Frequently Asked Questions
Becoming a Resource Family can be a daunting task. We're here to help you figure out all the details from start to finish. Here are some of the most common questions asked along the way.
What does it mean to be resource family?
Am I eligible to become a resource parent?
How do I attend a training?
Am I capable of physically and emotionally caring for children?
Will I be caring for traumatized children?
Do I have adequate income to meet my current family’s needs?
Will I have to help transport any children I care for to and from appointments and activities often?
Is a reference check part of the application process?
Will I be working directly with birth families?
How or when am I able to become a permanent home for a child?
Q: What does it mean to be resource family?
Resource families are foster, adoptive, and relative caregivers who play a key role in the life of a child in care. When relatives cannot be a placement option for the child, every effort is made to actively recruit and support resource families within the child's home community.
Q: Am I eligible to become a resource parent?
Resource parenting takes a village. Anyone over the age of 18 can apply to be a resource parent. Single. Married. Working. Retired. First time parent or seasoned veteran. Regardless of your situation, support is key! As an agency, we are here for you, but having an outside support system is critical.
Q: How do I attend a training?
Parents must complete pre-certification training and paperwork. They also must commit to annual continuing education and workshops. Trainings are available both during the day and on weekends and evenings to accommodate working families.
Q: Will I be caring for traumatized children?
Many children in foster care, through no fault of their own, have gone through traumatic situations in their lives. Some of these children may have challenging and difficult behavioral issues. As part of a professional team, you will have the support and help from a variety of professionals and social workers that can help you in managing potentially difficult behavioral issues with children.

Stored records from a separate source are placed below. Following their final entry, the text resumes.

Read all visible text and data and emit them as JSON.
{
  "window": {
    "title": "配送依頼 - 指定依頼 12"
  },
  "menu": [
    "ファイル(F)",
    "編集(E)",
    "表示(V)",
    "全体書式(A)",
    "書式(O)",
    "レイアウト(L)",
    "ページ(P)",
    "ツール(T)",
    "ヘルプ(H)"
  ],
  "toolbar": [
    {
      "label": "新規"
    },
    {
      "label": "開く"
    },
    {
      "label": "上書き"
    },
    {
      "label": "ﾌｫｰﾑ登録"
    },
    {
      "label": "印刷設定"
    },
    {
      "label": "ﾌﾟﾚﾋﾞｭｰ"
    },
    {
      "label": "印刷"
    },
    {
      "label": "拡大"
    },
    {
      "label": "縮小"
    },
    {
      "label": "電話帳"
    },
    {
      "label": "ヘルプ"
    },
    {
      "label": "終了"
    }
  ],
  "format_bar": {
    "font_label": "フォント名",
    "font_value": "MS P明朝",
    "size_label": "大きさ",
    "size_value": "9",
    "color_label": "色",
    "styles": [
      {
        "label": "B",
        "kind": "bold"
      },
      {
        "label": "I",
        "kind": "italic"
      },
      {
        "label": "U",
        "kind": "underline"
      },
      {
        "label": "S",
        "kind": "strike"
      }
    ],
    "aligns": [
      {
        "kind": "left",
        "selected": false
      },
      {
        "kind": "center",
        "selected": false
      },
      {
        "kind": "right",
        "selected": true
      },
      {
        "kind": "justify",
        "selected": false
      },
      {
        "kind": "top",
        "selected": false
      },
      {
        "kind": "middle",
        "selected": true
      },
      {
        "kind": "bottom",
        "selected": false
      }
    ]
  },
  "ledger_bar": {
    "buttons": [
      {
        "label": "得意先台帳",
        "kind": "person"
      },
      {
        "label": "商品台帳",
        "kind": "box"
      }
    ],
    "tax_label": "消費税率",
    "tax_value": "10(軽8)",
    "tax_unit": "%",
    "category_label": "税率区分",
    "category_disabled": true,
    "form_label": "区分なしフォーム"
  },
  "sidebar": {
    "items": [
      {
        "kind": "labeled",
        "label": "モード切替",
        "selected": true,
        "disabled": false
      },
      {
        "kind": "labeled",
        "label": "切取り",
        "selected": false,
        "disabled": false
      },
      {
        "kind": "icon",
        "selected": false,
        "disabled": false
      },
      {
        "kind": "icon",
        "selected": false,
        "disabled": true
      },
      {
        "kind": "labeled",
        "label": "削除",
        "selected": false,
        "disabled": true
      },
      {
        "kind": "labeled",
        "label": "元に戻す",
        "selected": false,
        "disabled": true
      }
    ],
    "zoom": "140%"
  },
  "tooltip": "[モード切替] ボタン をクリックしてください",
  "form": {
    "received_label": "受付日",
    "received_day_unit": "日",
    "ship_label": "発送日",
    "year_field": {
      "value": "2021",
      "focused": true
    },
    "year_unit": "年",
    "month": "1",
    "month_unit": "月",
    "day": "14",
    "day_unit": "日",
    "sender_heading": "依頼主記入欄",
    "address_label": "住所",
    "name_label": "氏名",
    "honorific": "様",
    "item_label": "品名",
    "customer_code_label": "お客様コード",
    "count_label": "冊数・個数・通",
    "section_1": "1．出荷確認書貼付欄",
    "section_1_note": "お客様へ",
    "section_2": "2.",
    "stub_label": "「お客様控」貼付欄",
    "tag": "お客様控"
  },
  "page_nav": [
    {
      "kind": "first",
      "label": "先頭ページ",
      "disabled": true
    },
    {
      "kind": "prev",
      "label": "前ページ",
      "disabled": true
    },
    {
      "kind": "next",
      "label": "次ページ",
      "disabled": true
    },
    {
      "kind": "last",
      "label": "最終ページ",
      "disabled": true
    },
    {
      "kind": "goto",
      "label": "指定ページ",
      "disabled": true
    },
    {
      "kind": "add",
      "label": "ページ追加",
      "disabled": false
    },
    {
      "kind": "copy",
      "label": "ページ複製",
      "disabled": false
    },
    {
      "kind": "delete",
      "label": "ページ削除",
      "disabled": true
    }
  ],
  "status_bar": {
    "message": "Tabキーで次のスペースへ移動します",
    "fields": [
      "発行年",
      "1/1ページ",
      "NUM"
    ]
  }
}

Q: Am I capable of physically and emotionally caring for children?
Being a resource parent can be demanding. You must be healthy and emotionally stable to care for foster/adoptive children. All adults living in your home will be required to complete a health and TB screen. In addition, all resource parents will be given a family home assessment.
Q: Do I have adequate income to meet my current family’s needs?
You don’t have to be rich to be a resource parent, but you must have enough income to meet your own family’s needs. When filling out the application, you will be asked to provide proof of income.
Q: Will I have to help transport any children I care for to and from appointments and activities often?
Transportation is a big part of resource parenting. Children in foster care will have numerous appointments (counseling, visitations, medical, etc.) In addition, participation in extra-curricular activities is encouraged.
Q: Is a reference check part of the application process?
If you have ever been a resource parent or a licensed child care provider we are required by law to call those agencies, including Community Care Licensing. If you or any adult (18 or older) residing in your home has ever been convicted of a crime, an investigation will be performed to approve or deny criminal clearance.
Q: Will I be working directly with birth families?
Resource homes are designed to be temporary. Many children in foster care reunify with their birth family. Resource parents are vital to the process of supporting successful reunification.
Q: How or when am I able to become a permanent home for a child?
If family reunification fails, children in foster care need permanent homes through adoption, guardianship, or long term foster care. Are you open to being a part of a child's life forever?